Xtra: Ontario has a Safe Schools Strategy designed to help children learn in a safe and secure environment. The Ottawa-Carleton District School Board has diversity clubs and gay-straight alliances (GSAs) in their schools to help gay, lesbian, bisexual and transgender students. The Catholic School Board, however, does not allow GSAs — although some do have diversity clubs or multicultural clubs. What can the provincial government do to make sure Catholic schools are safe and inclusive for LGBT students?
AN: LGBT students deserve the same safety and security in their schools as all children. It is the responsibility of the province working with the school boards and the schools to ensure their safety. Beyond safety, there’s also the need to ensure children have a healthy and welcoming learning environment. It is therefore important to allow people to express their diversity and difference in a safe environment. If this is not being respected, then steps need to be taken to address this.

Xtra: How can an MPP ensure that local Catholic schools are protecting LGBT students?
AN: It is very difficult as an individual MPP to become directly involved in school affairs. The MPP’s role is more to ensure school boards have guidelines and follow them, both public and Catholic, to ensure healthy, welcoming and inclusive learning environments.

Xtra: What do you see your role would be as MPP for Ottawa Centre? How does the LGBT community fit into it?
AN: My role as MPP for Ottawa Centre would be to first listen to the concerns, suggestions of the citizens of Ottawa Centre.
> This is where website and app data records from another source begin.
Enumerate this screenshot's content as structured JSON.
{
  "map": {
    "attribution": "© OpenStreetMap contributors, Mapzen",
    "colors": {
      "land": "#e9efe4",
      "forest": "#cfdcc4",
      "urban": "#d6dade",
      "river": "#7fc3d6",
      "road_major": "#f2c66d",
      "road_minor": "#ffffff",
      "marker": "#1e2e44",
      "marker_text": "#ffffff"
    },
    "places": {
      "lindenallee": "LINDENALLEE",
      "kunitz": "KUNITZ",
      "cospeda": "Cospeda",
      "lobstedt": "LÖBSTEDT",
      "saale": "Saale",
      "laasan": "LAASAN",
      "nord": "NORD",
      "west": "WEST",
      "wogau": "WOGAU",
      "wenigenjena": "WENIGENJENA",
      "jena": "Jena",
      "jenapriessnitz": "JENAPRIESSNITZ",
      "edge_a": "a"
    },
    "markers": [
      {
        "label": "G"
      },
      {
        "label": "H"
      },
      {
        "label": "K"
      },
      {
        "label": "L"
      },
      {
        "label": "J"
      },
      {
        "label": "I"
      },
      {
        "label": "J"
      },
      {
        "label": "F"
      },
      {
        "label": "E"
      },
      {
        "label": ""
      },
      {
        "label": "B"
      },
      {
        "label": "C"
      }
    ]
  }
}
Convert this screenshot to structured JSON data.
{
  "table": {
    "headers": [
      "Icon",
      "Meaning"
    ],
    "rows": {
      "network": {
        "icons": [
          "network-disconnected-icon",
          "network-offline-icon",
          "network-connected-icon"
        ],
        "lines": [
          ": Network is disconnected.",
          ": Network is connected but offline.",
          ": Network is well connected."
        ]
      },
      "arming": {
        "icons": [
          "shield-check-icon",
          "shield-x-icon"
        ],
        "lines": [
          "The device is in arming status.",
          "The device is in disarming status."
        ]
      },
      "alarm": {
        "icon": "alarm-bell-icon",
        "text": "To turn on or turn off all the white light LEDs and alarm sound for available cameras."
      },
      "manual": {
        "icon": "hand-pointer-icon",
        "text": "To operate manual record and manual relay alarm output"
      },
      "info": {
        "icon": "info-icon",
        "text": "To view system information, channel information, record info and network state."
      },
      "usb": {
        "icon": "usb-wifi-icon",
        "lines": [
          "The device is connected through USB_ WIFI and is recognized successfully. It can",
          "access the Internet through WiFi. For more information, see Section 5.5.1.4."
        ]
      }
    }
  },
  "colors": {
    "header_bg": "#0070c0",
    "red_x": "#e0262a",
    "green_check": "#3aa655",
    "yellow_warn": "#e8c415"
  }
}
And I would represent those concerns at Queen’s Park. Ottawa Centre is the most diverse riding in the region, and it is therefore even more important to reach out to the different constituencies, including the LGBT community. I would work hard to establish strong and open communication so that I could best represent any concerns that need to be addressed.

Xtra: Do you support the Village initiative? Why or why not?
AN: I do support the Village initiative. I think it is extremely important people feel they have a community and a place they can feel free to express themselves. There are a lot of diverse communities in Ottawa Centre, and the Village would add to the strength of diversity that I value in our riding.

Xtra: The federal government has announced another three years of the cost-shared Affordable Housing Initiative. What will your party do to play a direct role in affordable housing once that program has run out?
AN: The NDP has long championed affordable housing. We are disappointed in the lack of commitment we have seen from this provincial government. We believe in a long-term program with defined targets, transparency and accountability to achieve our long-term goals around affordable housing. An investment in affordable housing is an investment in the strength of our communities and in giving people dignity.

Xtra: Community-based non-profit housing is part of our local infrastructure; what will you do to improve funding for repair and improvements to existing housing?
AN: It is not enough to talk about new affordable housing stock. There is a massive and ongoing gap in the repair and rehabilitation of our existing affordable-housing units. This means people are living with mould, incurring health problems related to poor housing, and the impact is also being felt in our healthcare system. As with any infrastructure, you need to invest in maintenance and upkeep or it will have no value. If we do not invest in the maintenance and upkeep of our affordable-housing stock, some units will need to be destroyed because they are beyond repair. People should not have to live in some of the terrible conditions I have seen in our community-housing buildings.